- **TASK DATA**:
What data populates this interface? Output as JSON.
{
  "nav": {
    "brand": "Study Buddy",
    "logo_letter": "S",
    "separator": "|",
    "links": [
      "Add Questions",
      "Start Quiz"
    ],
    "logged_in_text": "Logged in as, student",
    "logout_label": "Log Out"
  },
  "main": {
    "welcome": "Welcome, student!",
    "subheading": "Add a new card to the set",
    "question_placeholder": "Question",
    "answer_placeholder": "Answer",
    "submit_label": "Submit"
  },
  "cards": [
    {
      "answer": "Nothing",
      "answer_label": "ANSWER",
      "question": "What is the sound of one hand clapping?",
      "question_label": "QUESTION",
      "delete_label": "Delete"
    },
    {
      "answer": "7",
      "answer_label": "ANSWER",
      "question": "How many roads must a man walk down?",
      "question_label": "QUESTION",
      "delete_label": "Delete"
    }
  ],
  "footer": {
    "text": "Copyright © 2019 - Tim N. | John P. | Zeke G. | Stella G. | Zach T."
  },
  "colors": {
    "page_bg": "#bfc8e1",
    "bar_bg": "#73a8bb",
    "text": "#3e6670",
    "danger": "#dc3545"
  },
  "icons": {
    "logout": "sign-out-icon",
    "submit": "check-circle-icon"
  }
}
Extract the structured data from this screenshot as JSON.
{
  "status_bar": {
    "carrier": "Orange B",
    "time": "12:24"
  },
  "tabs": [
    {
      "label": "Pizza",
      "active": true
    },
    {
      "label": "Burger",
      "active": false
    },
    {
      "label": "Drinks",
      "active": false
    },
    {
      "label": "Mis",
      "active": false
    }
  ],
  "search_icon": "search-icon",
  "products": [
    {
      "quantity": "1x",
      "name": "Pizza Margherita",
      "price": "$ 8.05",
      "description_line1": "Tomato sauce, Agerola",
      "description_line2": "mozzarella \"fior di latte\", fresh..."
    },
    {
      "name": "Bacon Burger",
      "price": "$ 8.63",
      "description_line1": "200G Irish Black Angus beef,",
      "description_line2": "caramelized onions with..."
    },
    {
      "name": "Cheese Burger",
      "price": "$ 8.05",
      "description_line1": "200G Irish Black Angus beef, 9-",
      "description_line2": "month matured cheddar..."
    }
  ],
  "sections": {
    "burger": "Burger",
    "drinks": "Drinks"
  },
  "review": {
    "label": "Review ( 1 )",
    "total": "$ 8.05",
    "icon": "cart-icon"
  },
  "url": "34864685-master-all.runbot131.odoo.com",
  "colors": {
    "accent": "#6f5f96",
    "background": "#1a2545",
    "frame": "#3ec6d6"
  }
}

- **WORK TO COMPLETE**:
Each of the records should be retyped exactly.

- **EXERCISE RESULT**:
What data populates this interface? Output as JSON.
{
  "nav": {
    "brand": "Study Buddy",
    "logo_letter": "S",
    "separator": "|",
    "links": [
      "Add Questions",
      "Start Quiz"
    ],
    "logged_in_text": "Logged in as, student",
    "logout_label": "Log Out"
  },
  "main": {
    "welcome": "Welcome, student!",
    "subheading": "Add a new card to the set",
    "question_placeholder": "Question",
    "answer_placeholder": "Answer",
    "submit_label": "Submit"
  },
  "cards": [
    {
      "answer": "Nothing",
      "answer_label": "ANSWER",
      "question": "What is the sound of one hand clapping?",
      "question_label": "QUESTION",
      "delete_label": "Delete"
    },
    {
      "answer": "7",
      "answer_label": "ANSWER",
      "question": "How many roads must a man walk down?",
      "question_label": "QUESTION",
      "delete_label": "Delete"
    }
  ],
  "footer": {
    "text": "Copyright © 2019 - Tim N. | John P. | Zeke G. | Stella G. | Zach T."
  },
  "colors": {
    "page_bg": "#bfc8e1",
    "bar_bg": "#73a8bb",
    "text": "#3e6670",
    "danger": "#dc3545"
  },
  "icons": {
    "logout": "sign-out-icon",
    "submit": "check-circle-icon"
  }
}
Extract the structured data from this screenshot as JSON.
{
  "status_bar": {
    "carrier": "Orange B",
    "time": "12:24"
  },
  "tabs": [
    {
      "label": "Pizza",
      "active": true
    },
    {
      "label": "Burger",
      "active": false
    },
    {
      "label": "Drinks",
      "active": false
    },
    {
      "label": "Mis",
      "active": false
    }
  ],
  "search_icon": "search-icon",
  "products": [
    {
      "quantity": "1x",
      "name": "Pizza Margherita",
      "price": "$ 8.05",
      "description_line1": "Tomato sauce, Agerola",
      "description_line2": "mozzarella \"fior di latte\", fresh..."
    },
    {
      "name": "Bacon Burger",
      "price": "$ 8.63",
      "description_line1": "200G Irish Black Angus beef,",
      "description_line2": "caramelized onions with..."
    },
    {
      "name": "Cheese Burger",
      "price": "$ 8.05",
      "description_line1": "200G Irish Black Angus beef, 9-",
      "description_line2": "month matured cheddar..."
    }
  ],
  "sections": {
    "burger": "Burger",
    "drinks": "Drinks"
  },
  "review": {
    "label": "Review ( 1 )",
    "total": "$ 8.05",
    "icon": "cart-icon"
  },
  "url": "34864685-master-all.runbot131.odoo.com",
  "colors": {
    "accent": "#6f5f96",
    "background": "#1a2545",
    "frame": "#3ec6d6"
  }
}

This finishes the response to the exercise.